Rethinking Authority in Educational Leadership

William Pinar, University of British Columbia, Canada


Educational leadership involves (even as it cannot be reduced to) the exercise of authority (often institutionally conferred) to enlist faculty and students in realizing educational objectives, often institutionally conceived and now almost universally quantified. This profound depersonalization of education does not eradicate the personal character of curriculum conceived as complicated conversation, the leadership of which is enacted not only by policymakers and administrators but by parents, students, and, especially, teachers. So understood, educational leadership becomes the ongoing opportunity to engage colleagues in complicated conversation that renders experience within relationships educational.


Roundtable - Perspectives and practices


Curriculum communities without consensus: Disunities of collaboration

Janet Miller, Teachers College, Columbia University, NY, USA


I briefly probe aspects of a six-year curriculum collaboration in which I participated that, because of its very ambiguities, most vividly has informed my push to envision curriculum studies as generative versions of “communities without consensus.” I extrapolate to ponder complex conceptions of relationalities and disjunctures among curriculum studies and its varied work, especially in relation to “a rapidly accelerating internationalization of curriculum research as nationally distinctive fields engage in disciplinary dialogue with each other” (Pinar, 2014, p. 1).

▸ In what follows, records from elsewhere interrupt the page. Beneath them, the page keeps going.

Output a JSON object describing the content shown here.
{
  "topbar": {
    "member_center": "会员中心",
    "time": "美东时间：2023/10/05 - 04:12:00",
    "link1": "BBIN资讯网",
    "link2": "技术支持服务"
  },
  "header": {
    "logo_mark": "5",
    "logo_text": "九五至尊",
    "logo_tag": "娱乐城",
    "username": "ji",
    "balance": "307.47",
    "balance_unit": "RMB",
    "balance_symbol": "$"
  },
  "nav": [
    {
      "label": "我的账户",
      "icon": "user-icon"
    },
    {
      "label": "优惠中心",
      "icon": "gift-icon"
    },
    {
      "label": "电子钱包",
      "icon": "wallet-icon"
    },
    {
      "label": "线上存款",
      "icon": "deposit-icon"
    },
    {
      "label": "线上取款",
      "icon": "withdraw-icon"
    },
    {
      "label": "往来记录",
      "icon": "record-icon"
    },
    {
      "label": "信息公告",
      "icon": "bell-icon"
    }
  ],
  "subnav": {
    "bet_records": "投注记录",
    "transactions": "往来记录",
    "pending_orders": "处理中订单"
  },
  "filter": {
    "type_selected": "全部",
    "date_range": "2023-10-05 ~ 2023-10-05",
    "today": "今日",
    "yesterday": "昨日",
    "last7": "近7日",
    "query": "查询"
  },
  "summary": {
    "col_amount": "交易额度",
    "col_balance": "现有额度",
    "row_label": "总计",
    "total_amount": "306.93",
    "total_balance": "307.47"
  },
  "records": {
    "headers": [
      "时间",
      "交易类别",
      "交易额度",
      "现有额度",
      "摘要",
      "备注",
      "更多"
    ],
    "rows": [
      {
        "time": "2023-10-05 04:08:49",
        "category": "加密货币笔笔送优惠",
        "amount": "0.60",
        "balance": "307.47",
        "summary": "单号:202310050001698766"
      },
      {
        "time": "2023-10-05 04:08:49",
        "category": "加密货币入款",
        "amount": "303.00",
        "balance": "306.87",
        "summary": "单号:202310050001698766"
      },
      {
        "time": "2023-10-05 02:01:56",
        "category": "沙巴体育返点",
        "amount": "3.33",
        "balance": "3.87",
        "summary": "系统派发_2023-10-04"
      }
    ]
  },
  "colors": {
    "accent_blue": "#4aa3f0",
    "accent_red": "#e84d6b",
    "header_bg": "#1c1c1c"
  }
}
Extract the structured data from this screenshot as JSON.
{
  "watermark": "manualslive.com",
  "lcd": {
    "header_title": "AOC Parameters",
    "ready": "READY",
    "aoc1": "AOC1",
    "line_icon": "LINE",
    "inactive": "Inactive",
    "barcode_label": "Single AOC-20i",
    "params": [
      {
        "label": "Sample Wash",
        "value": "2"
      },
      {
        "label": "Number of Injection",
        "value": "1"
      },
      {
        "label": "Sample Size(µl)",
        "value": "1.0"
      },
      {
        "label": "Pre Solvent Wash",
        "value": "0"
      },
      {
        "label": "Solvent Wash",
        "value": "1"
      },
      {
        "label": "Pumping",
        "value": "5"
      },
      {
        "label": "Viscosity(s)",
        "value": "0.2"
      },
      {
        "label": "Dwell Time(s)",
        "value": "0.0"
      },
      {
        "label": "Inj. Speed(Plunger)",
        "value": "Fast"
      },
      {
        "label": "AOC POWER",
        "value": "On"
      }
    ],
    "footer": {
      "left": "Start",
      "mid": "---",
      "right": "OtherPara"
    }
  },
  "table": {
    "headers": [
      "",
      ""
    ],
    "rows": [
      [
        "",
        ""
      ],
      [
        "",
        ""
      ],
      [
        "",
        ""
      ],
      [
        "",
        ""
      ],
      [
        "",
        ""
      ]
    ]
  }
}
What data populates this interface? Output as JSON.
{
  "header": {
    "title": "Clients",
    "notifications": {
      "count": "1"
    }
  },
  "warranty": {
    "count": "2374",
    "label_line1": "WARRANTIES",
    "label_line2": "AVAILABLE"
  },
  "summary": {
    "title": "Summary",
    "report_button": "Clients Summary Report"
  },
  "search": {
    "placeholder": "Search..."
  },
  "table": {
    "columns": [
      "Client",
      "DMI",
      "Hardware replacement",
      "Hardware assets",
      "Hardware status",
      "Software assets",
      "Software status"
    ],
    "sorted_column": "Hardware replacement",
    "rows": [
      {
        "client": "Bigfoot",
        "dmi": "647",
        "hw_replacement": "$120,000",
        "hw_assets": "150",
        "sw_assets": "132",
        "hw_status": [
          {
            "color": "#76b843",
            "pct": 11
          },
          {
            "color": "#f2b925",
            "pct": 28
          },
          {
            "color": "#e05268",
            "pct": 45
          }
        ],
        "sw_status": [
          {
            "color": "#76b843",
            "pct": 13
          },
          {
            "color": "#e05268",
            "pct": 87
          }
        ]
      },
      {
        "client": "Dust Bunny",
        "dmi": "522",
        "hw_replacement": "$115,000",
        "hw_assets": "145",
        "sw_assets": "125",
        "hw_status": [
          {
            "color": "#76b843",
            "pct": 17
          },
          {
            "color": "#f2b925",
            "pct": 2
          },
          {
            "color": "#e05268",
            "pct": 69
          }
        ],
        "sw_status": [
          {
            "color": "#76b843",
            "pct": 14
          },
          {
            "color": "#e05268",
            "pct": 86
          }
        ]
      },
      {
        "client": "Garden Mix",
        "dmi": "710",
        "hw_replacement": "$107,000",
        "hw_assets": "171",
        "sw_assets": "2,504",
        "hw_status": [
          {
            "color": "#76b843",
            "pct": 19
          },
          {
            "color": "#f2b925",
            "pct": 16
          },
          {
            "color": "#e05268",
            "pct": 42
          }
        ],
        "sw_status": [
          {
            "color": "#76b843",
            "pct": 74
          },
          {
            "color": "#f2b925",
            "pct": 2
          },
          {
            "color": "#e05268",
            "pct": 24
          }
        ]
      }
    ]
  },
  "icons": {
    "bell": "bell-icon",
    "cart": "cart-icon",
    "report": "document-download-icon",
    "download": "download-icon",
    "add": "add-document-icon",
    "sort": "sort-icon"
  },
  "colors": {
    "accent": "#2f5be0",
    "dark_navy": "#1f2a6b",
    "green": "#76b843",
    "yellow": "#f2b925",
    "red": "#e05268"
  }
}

Revisiting the concept and practices of curriculum differentiation - A field of contradictions?

Maria do Céu Roldão, Catholic Portuguese University / Center of Research for Human Development


The concept of curriculum differentiation (Roldão, 2003, Sousa, 2010; Tomlinson, 2003) has taken a great centrality in the last decades, both in curriculum discourse and in teaching practices. The concept itself, although discursively perceived as an apparent consensual one, emerges in practices and in policies as responding to a number of diverging political and pedagogical views of curriculum and education..
The concept, the correlative practices as reported by recent research, and the conflicting political meanings associated with the “good” idea of curriculum differentiation, in the present and conflicting context of neo-liberal versus inclusive perceptions of curriculum and education, will be examined and discussed in this paper.